In 2009, Given launched a spring range with a dress that appears to be very similar to some of Black Coffee’s 2013 winter designs (Style, 2012). Although that is the case, Black Coffee can still be viewed as an avian-garden designer, for it creates truly innovative designs that are beautiful and functional at the same time. In case study 4, Luda Inglenooks 2012 autumn/winter range, Anamosa, are depicted. His inspiration for the designs is traditional Xhosa bodywork, craft, symbolism and colors.
He uses these in knitwear made of mohair and merino wool in order for mammograms, Xhosa initiates, to wear it after they have gone through the initiation process (Inglenook, 2012). This knitwear depicts his cultural aesthetics and is very practical at the same time. AAA of his designs is contemporary and yet culturally applicable and brings the Xhosa aesthetics to any outfit (Design Indaba, 2013). One can clearly see the use of the Xhosa patterns and the bodywork inspiration in the Jersey designs. They are also colorful, true to the Xhosa traditional colors.
Furthermore, Luda has succeeded in creating garments that is formal enough for the mammograms to wear, for they traditionally have to wear formal clothing for up to six months after the initiation process, to symbolize their newly found manhood Inglenook, 2012). This Jersey-knitwear does not seem to be avian-garden design, but no knitwear has been made using Xhosa patterns and bodywork as inspiration before. If one looks at the definition of avian-garden, stating that a design should be innovative to be classified as avian-garden design, then Luda’s Anamosa range can be classified as avian-garden design.
Case study 5 depicts Taboo Machete’s 2012 range, Kabob EAI Balboa, meaning blanket of the prestige (Design Indaba, 2013). Taboo uses Bassist blankets to create stunning coats and handbags. The handbags are made out of the blanket scraps, in order to eliminate as much waste as possible. By up-cycling the blankets, Taboo is also contributing to a “greener” society (Macbeth, 2013). Traditional Sotto patterns can be seen in the coats, as they are traditionally on Bassist blankets.
These blanket coats can certainly be classified as avian-garden, for it is cutting edge, and has not been done before. There is currently a blanket trend amongst males, but none that include fashioning clothing out of blankets. The trend merely includes males draping blankets with fashionable patterns around their neck and shoulders, almost like an over-sized scarf (Bogart, 2013). Contemporary South African fashion does not really include avian-garden fashion designs. Most trends are simply copied from European fashion trends, for we are a season behind.

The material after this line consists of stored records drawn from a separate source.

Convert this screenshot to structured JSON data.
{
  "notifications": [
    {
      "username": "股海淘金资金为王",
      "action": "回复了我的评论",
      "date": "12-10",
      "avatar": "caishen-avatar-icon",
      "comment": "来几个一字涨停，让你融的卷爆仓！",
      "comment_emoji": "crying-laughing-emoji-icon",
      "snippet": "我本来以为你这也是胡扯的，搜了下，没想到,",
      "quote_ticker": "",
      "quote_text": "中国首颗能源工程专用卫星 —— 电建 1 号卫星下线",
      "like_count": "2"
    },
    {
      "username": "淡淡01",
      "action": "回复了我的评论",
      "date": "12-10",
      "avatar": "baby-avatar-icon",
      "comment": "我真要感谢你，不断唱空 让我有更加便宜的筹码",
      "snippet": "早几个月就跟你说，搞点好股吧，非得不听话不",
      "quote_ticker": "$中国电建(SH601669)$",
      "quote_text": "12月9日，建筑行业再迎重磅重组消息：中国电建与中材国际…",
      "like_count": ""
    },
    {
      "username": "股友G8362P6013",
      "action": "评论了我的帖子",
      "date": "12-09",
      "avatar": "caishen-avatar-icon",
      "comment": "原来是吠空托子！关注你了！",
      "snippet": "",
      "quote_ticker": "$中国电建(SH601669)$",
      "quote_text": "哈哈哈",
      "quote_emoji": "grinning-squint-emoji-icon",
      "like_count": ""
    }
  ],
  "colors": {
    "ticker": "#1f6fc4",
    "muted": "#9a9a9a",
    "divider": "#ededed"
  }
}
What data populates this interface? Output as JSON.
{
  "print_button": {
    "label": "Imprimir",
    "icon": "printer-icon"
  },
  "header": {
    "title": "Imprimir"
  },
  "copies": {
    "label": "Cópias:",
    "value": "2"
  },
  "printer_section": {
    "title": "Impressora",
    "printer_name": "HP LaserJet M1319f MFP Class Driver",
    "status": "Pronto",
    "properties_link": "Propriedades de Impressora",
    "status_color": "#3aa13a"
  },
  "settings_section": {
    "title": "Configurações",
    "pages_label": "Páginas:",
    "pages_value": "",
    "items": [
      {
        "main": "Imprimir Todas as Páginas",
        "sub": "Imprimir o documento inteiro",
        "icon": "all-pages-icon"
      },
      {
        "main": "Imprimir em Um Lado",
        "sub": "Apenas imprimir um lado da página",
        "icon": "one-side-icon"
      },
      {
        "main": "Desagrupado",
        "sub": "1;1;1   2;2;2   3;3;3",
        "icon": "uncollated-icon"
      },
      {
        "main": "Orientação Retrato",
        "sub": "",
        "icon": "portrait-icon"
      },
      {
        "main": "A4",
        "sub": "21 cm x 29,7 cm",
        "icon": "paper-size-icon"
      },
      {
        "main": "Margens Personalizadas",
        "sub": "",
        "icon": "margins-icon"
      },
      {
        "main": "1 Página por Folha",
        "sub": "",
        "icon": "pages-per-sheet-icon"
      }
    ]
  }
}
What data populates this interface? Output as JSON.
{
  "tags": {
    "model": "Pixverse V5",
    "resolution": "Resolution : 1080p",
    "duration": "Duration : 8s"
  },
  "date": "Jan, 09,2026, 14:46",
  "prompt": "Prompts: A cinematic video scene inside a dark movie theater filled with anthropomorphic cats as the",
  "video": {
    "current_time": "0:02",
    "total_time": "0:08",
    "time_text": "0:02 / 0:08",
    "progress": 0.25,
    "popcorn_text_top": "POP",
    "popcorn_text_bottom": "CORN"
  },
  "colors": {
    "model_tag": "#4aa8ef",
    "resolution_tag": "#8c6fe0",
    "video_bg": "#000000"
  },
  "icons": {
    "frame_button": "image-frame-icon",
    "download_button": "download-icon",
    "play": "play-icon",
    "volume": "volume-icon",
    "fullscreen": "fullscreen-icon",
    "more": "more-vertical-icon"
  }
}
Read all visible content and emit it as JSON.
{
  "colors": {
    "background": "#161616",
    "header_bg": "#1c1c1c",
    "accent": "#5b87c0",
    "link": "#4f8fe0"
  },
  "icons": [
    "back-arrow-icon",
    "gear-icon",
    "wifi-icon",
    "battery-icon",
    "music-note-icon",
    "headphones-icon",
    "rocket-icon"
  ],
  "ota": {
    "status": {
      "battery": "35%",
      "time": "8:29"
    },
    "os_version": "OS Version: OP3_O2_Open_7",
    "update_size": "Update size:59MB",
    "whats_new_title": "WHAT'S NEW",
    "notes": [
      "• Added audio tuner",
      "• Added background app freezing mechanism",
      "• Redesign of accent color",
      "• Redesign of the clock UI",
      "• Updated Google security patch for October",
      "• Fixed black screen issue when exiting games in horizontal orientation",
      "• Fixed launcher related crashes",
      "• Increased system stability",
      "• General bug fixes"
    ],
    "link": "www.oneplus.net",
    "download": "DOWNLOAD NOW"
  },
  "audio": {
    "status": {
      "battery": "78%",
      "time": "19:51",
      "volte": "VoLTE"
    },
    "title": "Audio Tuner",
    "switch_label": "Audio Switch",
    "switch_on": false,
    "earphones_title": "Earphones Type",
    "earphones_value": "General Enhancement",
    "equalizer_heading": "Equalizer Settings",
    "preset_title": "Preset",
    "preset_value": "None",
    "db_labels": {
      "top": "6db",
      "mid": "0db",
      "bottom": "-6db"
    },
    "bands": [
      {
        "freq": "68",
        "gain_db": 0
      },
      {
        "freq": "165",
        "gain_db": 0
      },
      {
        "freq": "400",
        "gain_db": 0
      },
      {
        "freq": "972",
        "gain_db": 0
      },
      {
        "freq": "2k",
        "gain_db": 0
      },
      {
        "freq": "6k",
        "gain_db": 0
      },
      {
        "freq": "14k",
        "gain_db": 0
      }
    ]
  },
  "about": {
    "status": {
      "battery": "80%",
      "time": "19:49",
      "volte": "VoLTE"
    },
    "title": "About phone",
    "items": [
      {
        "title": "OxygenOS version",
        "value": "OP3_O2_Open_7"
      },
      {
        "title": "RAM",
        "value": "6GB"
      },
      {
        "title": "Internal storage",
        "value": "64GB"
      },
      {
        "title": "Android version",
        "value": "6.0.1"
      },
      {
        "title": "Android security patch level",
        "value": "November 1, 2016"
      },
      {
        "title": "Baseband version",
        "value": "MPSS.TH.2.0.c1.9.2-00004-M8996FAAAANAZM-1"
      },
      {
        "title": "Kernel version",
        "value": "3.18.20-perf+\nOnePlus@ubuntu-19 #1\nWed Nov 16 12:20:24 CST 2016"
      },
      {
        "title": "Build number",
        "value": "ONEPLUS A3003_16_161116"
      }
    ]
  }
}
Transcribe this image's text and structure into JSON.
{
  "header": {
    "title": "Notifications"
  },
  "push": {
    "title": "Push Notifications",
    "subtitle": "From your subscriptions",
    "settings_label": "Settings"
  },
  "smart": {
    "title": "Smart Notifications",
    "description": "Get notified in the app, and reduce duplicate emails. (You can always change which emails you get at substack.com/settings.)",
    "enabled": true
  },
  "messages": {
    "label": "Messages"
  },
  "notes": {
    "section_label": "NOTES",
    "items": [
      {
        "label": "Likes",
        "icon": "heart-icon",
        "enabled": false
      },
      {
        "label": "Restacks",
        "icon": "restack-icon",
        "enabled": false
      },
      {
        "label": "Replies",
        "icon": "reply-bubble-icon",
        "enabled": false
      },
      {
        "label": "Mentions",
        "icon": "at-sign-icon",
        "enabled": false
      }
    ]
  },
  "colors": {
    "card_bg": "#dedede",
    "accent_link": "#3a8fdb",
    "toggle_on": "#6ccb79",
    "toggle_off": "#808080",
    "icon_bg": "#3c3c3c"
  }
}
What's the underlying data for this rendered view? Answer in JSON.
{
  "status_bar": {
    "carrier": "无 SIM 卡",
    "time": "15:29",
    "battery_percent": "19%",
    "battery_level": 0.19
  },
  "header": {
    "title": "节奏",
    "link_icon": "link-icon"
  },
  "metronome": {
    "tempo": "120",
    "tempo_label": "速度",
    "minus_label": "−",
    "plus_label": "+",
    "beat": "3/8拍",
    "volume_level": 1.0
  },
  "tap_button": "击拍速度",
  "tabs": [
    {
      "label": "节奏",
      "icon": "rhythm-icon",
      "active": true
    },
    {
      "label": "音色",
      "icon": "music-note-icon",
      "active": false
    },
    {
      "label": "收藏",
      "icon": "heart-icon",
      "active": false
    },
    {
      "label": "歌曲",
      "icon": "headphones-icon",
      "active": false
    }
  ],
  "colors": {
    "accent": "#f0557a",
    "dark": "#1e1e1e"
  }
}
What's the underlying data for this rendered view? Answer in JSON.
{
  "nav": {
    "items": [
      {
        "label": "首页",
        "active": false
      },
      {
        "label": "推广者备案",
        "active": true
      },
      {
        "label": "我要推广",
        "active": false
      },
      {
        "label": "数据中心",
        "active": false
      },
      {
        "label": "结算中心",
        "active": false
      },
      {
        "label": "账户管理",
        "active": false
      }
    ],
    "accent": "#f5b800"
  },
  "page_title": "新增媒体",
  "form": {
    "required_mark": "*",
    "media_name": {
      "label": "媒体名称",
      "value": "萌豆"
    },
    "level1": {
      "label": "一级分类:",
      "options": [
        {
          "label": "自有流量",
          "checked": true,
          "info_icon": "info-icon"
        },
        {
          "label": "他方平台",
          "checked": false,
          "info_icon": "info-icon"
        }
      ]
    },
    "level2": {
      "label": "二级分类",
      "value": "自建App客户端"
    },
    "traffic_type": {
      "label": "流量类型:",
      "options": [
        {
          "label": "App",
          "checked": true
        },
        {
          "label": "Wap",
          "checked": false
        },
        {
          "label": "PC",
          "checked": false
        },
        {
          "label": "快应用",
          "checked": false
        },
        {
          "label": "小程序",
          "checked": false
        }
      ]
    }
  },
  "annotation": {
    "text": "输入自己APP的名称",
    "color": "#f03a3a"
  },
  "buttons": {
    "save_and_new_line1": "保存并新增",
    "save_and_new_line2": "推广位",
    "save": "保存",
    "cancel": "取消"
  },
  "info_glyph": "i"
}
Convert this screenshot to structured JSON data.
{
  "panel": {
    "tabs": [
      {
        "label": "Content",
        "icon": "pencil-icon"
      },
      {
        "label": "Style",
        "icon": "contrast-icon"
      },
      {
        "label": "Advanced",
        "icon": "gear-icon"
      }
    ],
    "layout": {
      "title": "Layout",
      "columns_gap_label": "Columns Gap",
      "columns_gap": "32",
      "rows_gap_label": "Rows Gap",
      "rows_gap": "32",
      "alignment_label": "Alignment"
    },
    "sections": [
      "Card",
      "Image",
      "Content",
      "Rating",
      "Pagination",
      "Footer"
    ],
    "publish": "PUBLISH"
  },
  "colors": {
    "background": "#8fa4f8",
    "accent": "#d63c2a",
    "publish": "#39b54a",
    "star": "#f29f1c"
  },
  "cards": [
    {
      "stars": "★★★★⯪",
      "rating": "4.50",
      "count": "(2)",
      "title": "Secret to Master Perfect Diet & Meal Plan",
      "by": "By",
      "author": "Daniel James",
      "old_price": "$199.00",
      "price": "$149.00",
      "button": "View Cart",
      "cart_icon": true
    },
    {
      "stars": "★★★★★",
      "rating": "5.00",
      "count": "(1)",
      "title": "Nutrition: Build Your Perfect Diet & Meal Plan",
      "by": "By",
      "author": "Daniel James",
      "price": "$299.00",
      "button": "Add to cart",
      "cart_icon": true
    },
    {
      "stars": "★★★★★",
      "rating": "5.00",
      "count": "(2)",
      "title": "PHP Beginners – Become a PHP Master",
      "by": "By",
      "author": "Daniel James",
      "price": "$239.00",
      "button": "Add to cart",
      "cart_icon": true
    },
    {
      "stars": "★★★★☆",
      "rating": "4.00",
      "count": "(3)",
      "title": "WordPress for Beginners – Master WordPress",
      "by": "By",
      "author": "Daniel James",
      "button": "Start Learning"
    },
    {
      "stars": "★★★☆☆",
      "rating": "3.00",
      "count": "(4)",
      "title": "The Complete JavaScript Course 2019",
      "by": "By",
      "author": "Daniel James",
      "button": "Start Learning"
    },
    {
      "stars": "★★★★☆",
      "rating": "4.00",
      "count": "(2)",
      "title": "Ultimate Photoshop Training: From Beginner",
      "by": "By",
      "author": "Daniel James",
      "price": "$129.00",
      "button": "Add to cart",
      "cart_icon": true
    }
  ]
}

Therefore South Africa has a very small, yet developing avian-garden fashion movement seen in the designs of fashion designers such as Suzan Hens, Assistant Low, Black Coffee, Luda Inglenook and Taboo Macbeth. These designers’ works would most likely not be classified as avian-garden by famous European designers, but from a South African point of view, they would qualify. Just like the small group of artists that broke away from the bounding rules of revises established art styles, our small South African group of designers is attempting avian-garden design.
They may not be the leaders of the pack, but they are certainly contending and attacking the system of following European trends. Although I have now seen that South African avian-garden is really limited and almost none existing, I am still arguing for the development of South African fashion design. I believe that the success of being truly avian-garden will lead to exposure and publicity for the country, which in turn will lead to a positive economic outcome. 2003 words List of Illustrations Case Study 1: Suzan Hens Suzan Hens, Die Form, Audiometer 2011.